Wednesday, July 26, 2017 - 08:00
Student accommodation and design prowess don't necessarily go hand in hand, in fact many of Melbourne's dated student accommodation buildings are an affront to the senses.
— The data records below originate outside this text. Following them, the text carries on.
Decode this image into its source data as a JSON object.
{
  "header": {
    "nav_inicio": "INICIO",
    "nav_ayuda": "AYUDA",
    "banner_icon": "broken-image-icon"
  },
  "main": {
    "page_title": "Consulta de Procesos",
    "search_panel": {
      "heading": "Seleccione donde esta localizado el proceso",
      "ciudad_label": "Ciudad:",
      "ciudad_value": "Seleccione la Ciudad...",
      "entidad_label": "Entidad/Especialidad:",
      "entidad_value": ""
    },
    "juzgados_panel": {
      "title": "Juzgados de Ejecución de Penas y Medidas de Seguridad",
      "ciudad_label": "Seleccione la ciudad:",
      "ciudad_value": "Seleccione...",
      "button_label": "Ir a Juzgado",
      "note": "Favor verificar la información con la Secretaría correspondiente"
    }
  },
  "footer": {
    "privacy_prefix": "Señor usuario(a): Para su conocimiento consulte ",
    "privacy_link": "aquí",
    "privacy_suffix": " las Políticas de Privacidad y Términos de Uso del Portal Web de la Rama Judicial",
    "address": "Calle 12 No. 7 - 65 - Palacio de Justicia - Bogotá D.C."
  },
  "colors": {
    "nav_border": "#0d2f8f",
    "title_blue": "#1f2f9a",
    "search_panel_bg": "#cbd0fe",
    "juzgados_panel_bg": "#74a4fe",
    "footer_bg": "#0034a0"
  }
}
Generally very repetitive in every aspect of their design, very few cut through and resonate with a sense of design nous.

Sustainability & Environment
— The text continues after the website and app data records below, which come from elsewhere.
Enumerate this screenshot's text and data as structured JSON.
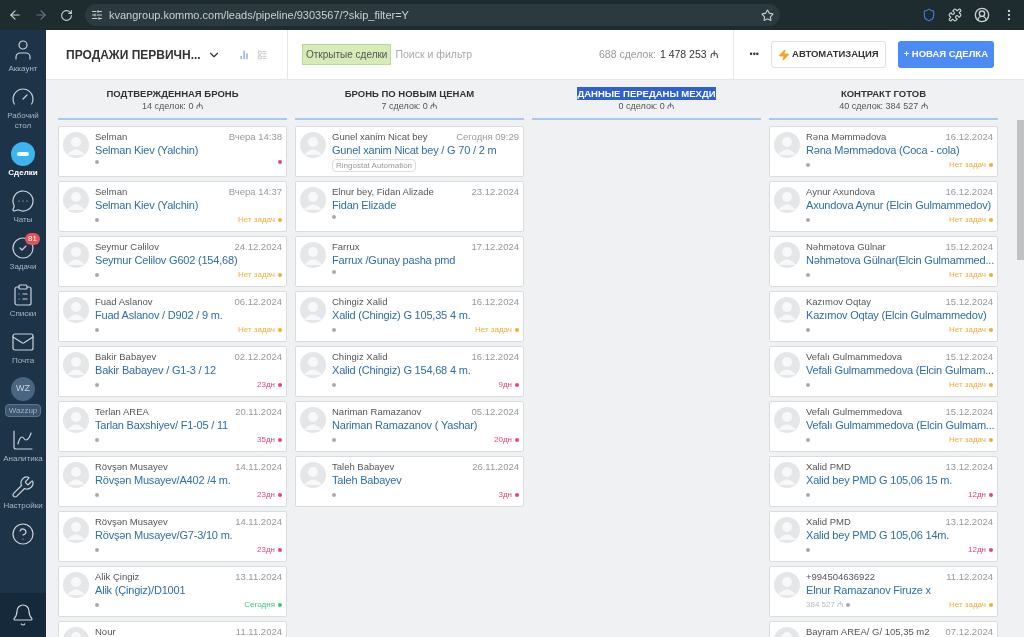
{
  "browser": {
    "url": "kvangroup.kommo.com/leads/pipeline/9303567/?skip_filter=Y"
  },
  "sidebar": {
    "items": [
      {
        "label": "Аккаунт",
        "kind": "account",
        "selected": false
      },
      {
        "label": "Рабочий стол",
        "kind": "dashboard",
        "selected": false
      },
      {
        "label": "Сделки",
        "kind": "leads",
        "selected": true
      },
      {
        "label": "Чаты",
        "kind": "chats",
        "selected": false
      },
      {
        "label": "Задачи",
        "kind": "tasks",
        "selected": false,
        "badge": "81"
      },
      {
        "label": "Списки",
        "kind": "lists",
        "selected": false
      },
      {
        "label": "Почта",
        "kind": "mail",
        "selected": false
      },
      {
        "label": "Wazzup",
        "kind": "wazzup",
        "selected": false,
        "initials": "WZ"
      },
      {
        "label": "Аналитика",
        "kind": "analytics",
        "selected": false
      },
      {
        "label": "Настройки",
        "kind": "settings",
        "selected": false
      },
      {
        "kind": "help",
        "selected": false
      },
      {
        "kind": "notifications",
        "selected": false
      }
    ]
  },
  "header": {
    "pipeline": "ПРОДАЖИ ПЕРВИЧН...",
    "filter_tag": "Открытые сделки",
    "search_placeholder": "Поиск и фильтр",
    "total_label": "688 сделок:",
    "total_value": "1 478 253 ₼",
    "more": "•••",
    "automation_button": "АВТОМАТИЗАЦИЯ",
    "new_button": "+ НОВАЯ СДЕЛКА"
  },
  "columns": [
    {
      "title": "ПОДТВЕРЖДЕННАЯ БРОНЬ",
      "summary": "14 сделок: 0 ₼",
      "selected": false,
      "cards": [
        {
          "contact": "Selman",
          "date": "Вчера 14:38",
          "title": "Selman Kiev (Yalchin)",
          "color": "#e8457a"
        },
        {
          "contact": "Selman",
          "date": "Вчера 14:37",
          "title": "Selman Kiev (Yalchin)",
          "status": "Нет задач",
          "color": "#f0ad3a"
        },
        {
          "contact": "Seymur Cəlilov",
          "date": "24.12.2024",
          "title": "Seymur Celilov G602 (154,68)",
          "status": "Нет задач",
          "color": "#f0ad3a"
        },
        {
          "contact": "Fuad Aslanov",
          "date": "06.12.2024",
          "title": "Fuad Aslanov / D902 / 9 m.",
          "status": "Нет задач",
          "color": "#f0ad3a"
        },
        {
          "contact": "Bakir Babayev",
          "date": "02.12.2024",
          "title": "Bakir Babayev / G1-3 / 12",
          "status": "23дн",
          "color": "#e8457a"
        },
        {
          "contact": "Terlan AREA",
          "date": "20.11.2024",
          "title": "Tarlan Baxshiyev/ F1-05 / 11",
          "status": "35дн",
          "color": "#e8457a"
        },
        {
          "contact": "Rövşən Musayev",
          "date": "14.11.2024",
          "title": "Rövşən Musayev/A402 /4 m.",
          "status": "23дн",
          "color": "#e8457a"
        },
        {
          "contact": "Rövşən Musayev",
          "date": "14.11.2024",
          "title": "Rövşən Musayev/G7-3/10 m.",
          "status": "23дн",
          "color": "#e8457a"
        },
        {
          "contact": "Alik Çingiz",
          "date": "13.11.2024",
          "title": "Alik (Çingiz)/D1001",
          "status": "Сегодня",
          "color": "#3cc47c"
        },
        {
          "contact": "Nour",
          "date": "11.11.2024"
        }
      ]
    },
    {
      "title": "БРОНЬ ПО НОВЫМ ЦЕНАМ",
      "summary": "7 сделок: 0 ₼",
      "selected": false,
      "cards": [
        {
          "contact": "Gunel xanim Nicat bey",
          "date": "Сегодня 09:29",
          "title": "Gunel xanim Nicat bey / G 70 / 2 m",
          "tag": "Ringostat Automation"
        },
        {
          "contact": "Elnur bey, Fidan Alizade",
          "date": "23.12.2024",
          "title": "Fidan Elizade"
        },
        {
          "contact": "Farrux",
          "date": "17.12.2024",
          "title": "Farrux /Gunay pasha pmd"
        },
        {
          "contact": "Chingiz Xalid",
          "date": "16.12.2024",
          "title": "Xalid (Chingiz) G 105,35 4 m.",
          "status": "Нет задач",
          "color": "#f0ad3a"
        },
        {
          "contact": "Chingiz Xalid",
          "date": "16.12.2024",
          "title": "Xalid (Chingiz) G 154,68 4 m.",
          "status": "9дн",
          "color": "#e8457a"
        },
        {
          "contact": "Nariman Ramazanov",
          "date": "05.12.2024",
          "title": "Nariman Ramazanov ( Yashar)",
          "status": "20дн",
          "color": "#e8457a"
        },
        {
          "contact": "Taleh Babayev",
          "date": "26.11.2024",
          "title": "Taleh Babayev",
          "status": "3дн",
          "color": "#e8457a"
        }
      ]
    },
    {
      "title": "ДАННЫЕ ПЕРЕДАНЫ МЕХДИ",
      "summary": "0 сделок: 0 ₼",
      "selected": true
    },
    {
      "title": "КОНТРАКТ ГОТОВ",
      "summary": "40 сделок: 384 527 ₼",
      "selected": false,
      "cards": [
        {
          "contact": "Rəna Məmmədova",
          "date": "16.12.2024",
          "title": "Rəna Məmmədova (Coca - cola)",
          "status": "Нет задач",
          "color": "#f0ad3a"
        },
        {
          "contact": "Aynur Axundova",
          "date": "16.12.2024",
          "title": "Axundova Aynur (Elcin Gulmammedov)",
          "status": "Нет задач",
          "color": "#f0ad3a"
        },
        {
          "contact": "Nəhmətova Gülnar",
          "date": "15.12.2024",
          "title": "Nəhmətova Gülnar(Elcin Gulmammed...",
          "status": "Нет задач",
          "color": "#f0ad3a"
        },
        {
          "contact": "Kazımov Oqtay",
          "date": "15.12.2024",
          "title": "Kazımov Oqtay (Elcin Gulmammedov)",
          "status": "Нет задач",
          "color": "#f0ad3a"
        },
        {
          "contact": "Vefalı Gulmammedova",
          "date": "15.12.2024",
          "title": "Vefali Gulmammedova (Elcin Gulmam...",
          "status": "Нет задач",
          "color": "#f0ad3a"
        },
        {
          "contact": "Vefalı Gulmemmedova",
          "date": "15.12.2024",
          "title": "Vefalı Gulmammedova (Elcin Gulmam...",
          "status": "Нет задач",
          "color": "#f0ad3a"
        },
        {
          "contact": "Xalid PMD",
          "date": "13.12.2024",
          "title": "Xalid bey PMD G 105,06 15 m.",
          "status": "12дн",
          "color": "#e8457a"
        },
        {
          "contact": "Xalid PMD",
          "date": "13.12.2024",
          "title": "Xalid bey PMD G 105,06 14m.",
          "status": "12дн",
          "color": "#e8457a"
        },
        {
          "contact": "+994504636922",
          "date": "11.12.2024",
          "title": "Elnur Ramazanov Firuze x",
          "price": "384 527 ₼",
          "status": "Нет задач",
          "color": "#f0ad3a"
        },
        {
          "contact": "Bayram AREA/ G/ 105,35 m2",
          "date": "07.12.2024"
        }
      ]
    }
  ]
}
Thursday, July 20, 2017 - 12:00
The greening of Southbank is a step closer to reality following the endorsement of the draft concept plan for Southbank Boulevard and Dodds Street by the Future Melbourne Committee on Tuesday, 18 July, 2017.